_Exercise brief_. Keep every word of the listing and reproduce it exactly, but set aside any image found there.
----
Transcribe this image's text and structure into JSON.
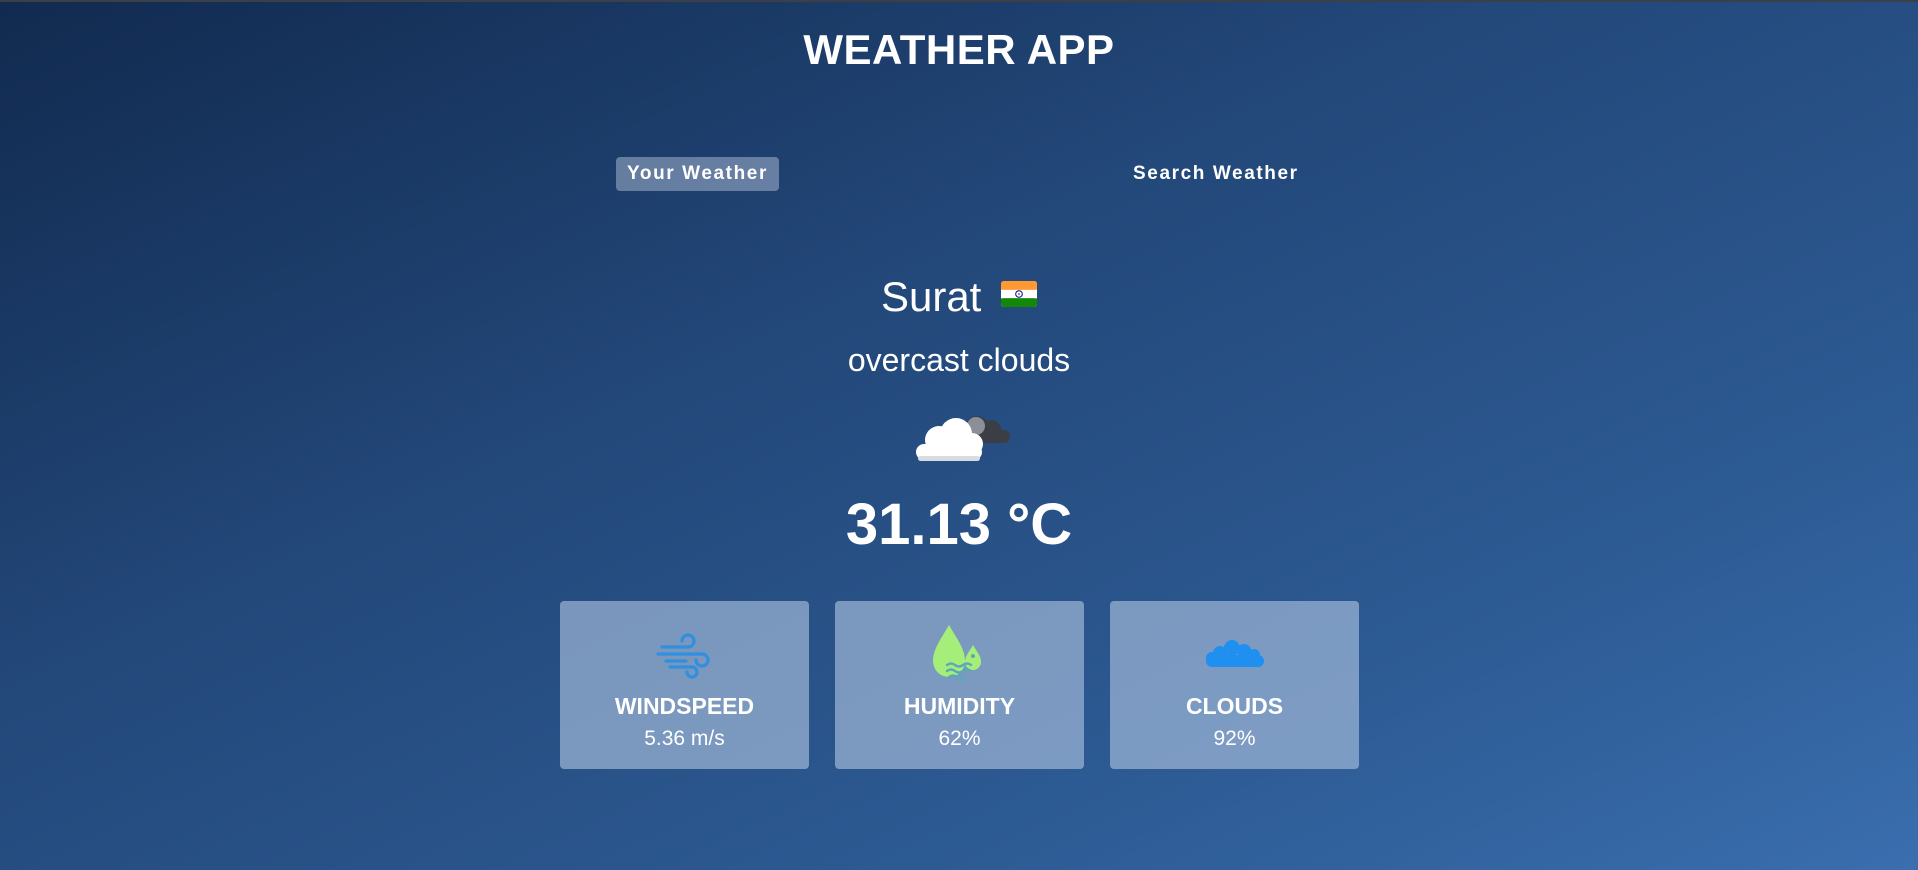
{
  "app": {
    "title": "WEATHER APP"
  },
  "tabs": [
    {
      "label": "Your Weather",
      "active": true
    },
    {
      "label": "Search Weather",
      "active": false
    }
  ],
  "weather": {
    "city": "Surat",
    "country_flag_icon": "india-flag-icon",
    "description": "overcast clouds",
    "condition_icon": "overcast-clouds-icon",
    "temperature": "31.13 °C"
  },
  "stats": [
    {
      "label": "WINDSPEED",
      "value": "5.36 m/s",
      "icon": "wind-icon",
      "icon_color": "#2f8fe0"
    },
    {
      "label": "HUMIDITY",
      "value": "62%",
      "icon": "humidity-drops-icon",
      "icon_color": "#a6ee7a"
    },
    {
      "label": "CLOUDS",
      "value": "92%",
      "icon": "cloud-icon",
      "icon_color": "#1f8ff0"
    }
  ],
  "colors": {
    "background_start": "#112a4f",
    "background_end": "#3a6eae",
    "active_tab": "#a8b8cf",
    "card": "#8ba2c4"
  }
}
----
_Solution to this exercise_.
Transcribe this image's text and structure into JSON.
{
  "app": {
    "title": "WEATHER APP"
  },
  "tabs": [
    {
      "label": "Your Weather",
      "active": true
    },
    {
      "label": "Search Weather",
      "active": false
    }
  ],
  "weather": {
    "city": "Surat",
    "country_flag_icon": "india-flag-icon",
    "description": "overcast clouds",
    "condition_icon": "overcast-clouds-icon",
    "temperature": "31.13 °C"
  },
  "stats": [
    {
      "label": "WINDSPEED",
      "value": "5.36 m/s",
      "icon": "wind-icon",
      "icon_color": "#2f8fe0"
    },
    {
      "label": "HUMIDITY",
      "value": "62%",
      "icon": "humidity-drops-icon",
      "icon_color": "#a6ee7a"
    },
    {
      "label": "CLOUDS",
      "value": "92%",
      "icon": "cloud-icon",
      "icon_color": "#1f8ff0"
    }
  ],
  "colors": {
    "background_start": "#112a4f",
    "background_end": "#3a6eae",
    "active_tab": "#a8b8cf",
    "card": "#8ba2c4"
  }
}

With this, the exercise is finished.